[Stored records]
=== Begin Enclosure ===

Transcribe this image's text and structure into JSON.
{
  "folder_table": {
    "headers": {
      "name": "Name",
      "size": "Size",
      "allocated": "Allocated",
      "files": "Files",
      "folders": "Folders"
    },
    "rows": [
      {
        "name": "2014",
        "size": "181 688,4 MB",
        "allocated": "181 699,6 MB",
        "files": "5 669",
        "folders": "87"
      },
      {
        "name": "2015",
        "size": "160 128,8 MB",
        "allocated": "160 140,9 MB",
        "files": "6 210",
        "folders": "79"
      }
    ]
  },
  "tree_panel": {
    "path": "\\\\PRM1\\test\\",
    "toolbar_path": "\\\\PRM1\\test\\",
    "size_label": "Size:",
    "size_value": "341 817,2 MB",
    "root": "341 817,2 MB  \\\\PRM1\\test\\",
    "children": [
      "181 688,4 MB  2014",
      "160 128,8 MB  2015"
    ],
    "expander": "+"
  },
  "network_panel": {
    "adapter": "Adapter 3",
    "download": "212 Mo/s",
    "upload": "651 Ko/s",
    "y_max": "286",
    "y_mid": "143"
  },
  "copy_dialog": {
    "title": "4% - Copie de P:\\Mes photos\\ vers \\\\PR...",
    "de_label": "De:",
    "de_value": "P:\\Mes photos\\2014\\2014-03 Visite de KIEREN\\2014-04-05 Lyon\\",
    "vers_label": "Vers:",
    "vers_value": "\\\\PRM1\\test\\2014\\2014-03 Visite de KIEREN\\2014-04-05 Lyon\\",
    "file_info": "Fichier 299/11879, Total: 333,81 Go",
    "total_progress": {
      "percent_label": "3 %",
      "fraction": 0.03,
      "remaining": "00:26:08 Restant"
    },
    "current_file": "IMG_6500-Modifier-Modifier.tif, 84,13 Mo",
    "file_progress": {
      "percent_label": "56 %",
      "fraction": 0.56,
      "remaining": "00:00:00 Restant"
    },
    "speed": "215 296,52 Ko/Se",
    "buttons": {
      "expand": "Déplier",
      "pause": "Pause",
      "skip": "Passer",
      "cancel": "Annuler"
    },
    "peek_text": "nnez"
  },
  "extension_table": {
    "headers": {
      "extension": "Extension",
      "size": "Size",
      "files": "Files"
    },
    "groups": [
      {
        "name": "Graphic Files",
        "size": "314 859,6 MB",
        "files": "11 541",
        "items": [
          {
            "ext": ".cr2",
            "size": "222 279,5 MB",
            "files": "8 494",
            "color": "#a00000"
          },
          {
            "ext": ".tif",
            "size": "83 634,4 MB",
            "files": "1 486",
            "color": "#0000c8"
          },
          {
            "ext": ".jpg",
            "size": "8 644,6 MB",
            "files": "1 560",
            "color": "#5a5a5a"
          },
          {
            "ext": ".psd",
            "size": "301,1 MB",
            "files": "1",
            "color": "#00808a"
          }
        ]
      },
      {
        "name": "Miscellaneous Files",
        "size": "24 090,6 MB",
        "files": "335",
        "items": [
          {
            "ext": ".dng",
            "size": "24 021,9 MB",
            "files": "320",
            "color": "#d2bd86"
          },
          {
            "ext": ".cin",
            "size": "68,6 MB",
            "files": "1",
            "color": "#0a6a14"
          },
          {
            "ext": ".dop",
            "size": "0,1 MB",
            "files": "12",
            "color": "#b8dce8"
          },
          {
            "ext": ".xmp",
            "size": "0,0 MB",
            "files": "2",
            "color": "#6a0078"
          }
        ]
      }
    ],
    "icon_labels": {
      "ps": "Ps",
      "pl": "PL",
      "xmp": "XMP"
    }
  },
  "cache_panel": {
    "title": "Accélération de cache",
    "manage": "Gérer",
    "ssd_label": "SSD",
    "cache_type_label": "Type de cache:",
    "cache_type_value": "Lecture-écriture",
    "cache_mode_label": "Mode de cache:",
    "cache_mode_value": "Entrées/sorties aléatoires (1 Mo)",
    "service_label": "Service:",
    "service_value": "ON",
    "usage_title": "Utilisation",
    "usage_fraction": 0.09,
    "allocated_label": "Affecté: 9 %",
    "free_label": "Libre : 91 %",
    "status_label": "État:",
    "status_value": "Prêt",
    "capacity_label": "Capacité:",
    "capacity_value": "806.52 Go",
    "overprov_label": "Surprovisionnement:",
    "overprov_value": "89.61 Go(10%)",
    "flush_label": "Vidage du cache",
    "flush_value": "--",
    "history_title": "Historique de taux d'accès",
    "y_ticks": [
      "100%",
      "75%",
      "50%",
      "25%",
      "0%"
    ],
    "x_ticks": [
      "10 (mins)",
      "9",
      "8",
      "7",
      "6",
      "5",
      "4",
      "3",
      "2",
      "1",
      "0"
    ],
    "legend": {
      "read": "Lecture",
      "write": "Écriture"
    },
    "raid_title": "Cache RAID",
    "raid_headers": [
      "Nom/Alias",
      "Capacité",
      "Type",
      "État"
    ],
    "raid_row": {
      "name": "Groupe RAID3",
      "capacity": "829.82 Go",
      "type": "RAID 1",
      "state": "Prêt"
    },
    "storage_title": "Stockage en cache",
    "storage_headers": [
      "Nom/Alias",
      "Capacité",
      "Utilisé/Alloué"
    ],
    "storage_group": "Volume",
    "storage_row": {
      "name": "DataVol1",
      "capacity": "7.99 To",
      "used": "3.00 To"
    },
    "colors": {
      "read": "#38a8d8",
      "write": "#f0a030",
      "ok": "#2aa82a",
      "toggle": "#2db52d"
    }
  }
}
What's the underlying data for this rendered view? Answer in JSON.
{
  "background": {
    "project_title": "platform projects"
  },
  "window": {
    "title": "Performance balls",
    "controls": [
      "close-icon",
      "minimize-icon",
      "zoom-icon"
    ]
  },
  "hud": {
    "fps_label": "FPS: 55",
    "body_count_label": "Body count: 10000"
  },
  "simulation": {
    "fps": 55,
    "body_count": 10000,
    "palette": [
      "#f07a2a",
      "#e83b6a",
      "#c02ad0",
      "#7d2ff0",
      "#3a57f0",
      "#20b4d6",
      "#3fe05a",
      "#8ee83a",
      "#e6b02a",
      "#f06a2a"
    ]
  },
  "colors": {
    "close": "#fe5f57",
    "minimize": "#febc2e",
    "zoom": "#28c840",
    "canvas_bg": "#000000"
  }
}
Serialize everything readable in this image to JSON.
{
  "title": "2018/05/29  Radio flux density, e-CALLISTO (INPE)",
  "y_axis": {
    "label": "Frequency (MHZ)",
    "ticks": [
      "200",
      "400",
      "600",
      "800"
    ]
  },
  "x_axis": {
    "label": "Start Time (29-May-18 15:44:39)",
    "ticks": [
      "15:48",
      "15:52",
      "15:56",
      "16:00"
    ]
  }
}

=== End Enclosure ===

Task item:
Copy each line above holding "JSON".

Result of this task:
Transcribe this image's text and structure into JSON.
What's the underlying data for this rendered view? Answer in JSON.
Serialize everything readable in this image to JSON.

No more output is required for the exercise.